Mr Banks is certainly the main character in Mary Poppins, even though it’s her name on the title. He is the one who learns the most throughout the film. If anything, he is the one who needs mentoring, not the children.

However, Bert gives a helpful insight into Mr Banks. He is a man with nobody looking out for him, meaning he must look out for himself. In mentoring terms, he doesn’t have that person who wants to help and is willing to listen. When someone does offer advise, he ignores it, continuing down his destructive path. The only advise he listens to is Bert’s, who tell him to cherish his time with Jane and Michael before they grow up and leave home.

For any mentors reading this, what advise would you give Mr Banks? How would you act around a man who pushes away every bit of help you give? Would you give him space? Would you stand your ground and be firm? Would you find out what he likes and use that to influence him?


Emily Blunt as Mary Poppins in MARY POPPINS RETURNS.
No copyright infringement is intended.

Whilst Mary Poppins is not the best film for mentoring, it teaches a lot of valuable life lessons that people across the age spectrum can learn: acts of kindness, making things fun, and the realisation that time is shorter than you think.

All mentors and mentees should watch Mary Poppins and try to spot the hidden meanings of the film. You could make comparisons to your own experience and how to use them in mentoring sessions and the future overall.

Dick Van Dyke had no dance experience whatsoever before getting the role of Bert. If he can go from that to a knockout performance, then nothing is stopping you from doing the same.



Mentees in Volunteering

40% of the young people mentored by Starting Point in 2018 have volunteered in opportunities throughout Reading.

Volunteering is a vital way we can contribute to our local community and can be found everywhere. There are many types of volunteering, such as working in charity shops or organising and manning events for the general public.

Our young people have been involved in a variety of different voluntary opportunities. These include:

  • Cafes
  • Charity Shops
  • Food Banks
  • Marketing Companies
  • Hospital Radio
  • Befriending

Starting Point has also created voluntary posts of its own, such as new roles in admin and social media.

All of the volunteering done by our mentees has helped them grow in confidence and develop skills to help them advance in their future careers.

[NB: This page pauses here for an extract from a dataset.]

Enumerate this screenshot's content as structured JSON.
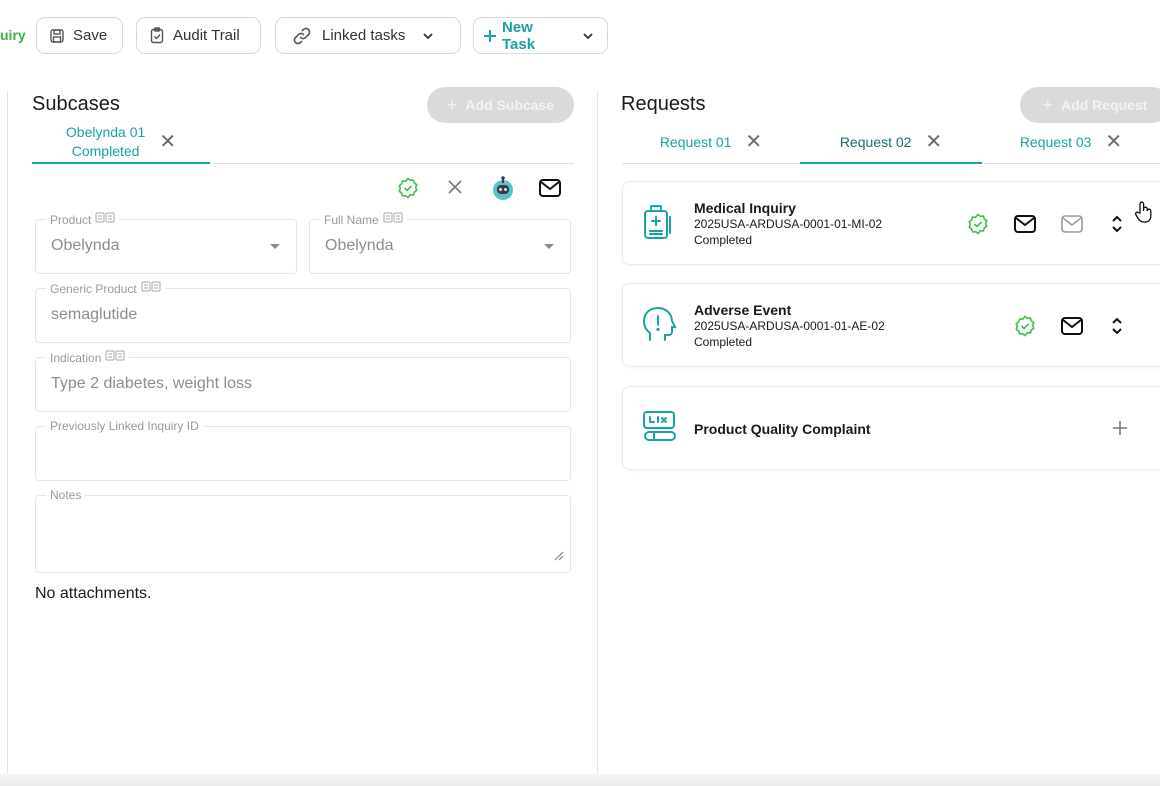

We would like to thank all of those who accepted our mentees, along with our mentors who have given them the idea to do volunteering and helped them apply and access such great opportunities!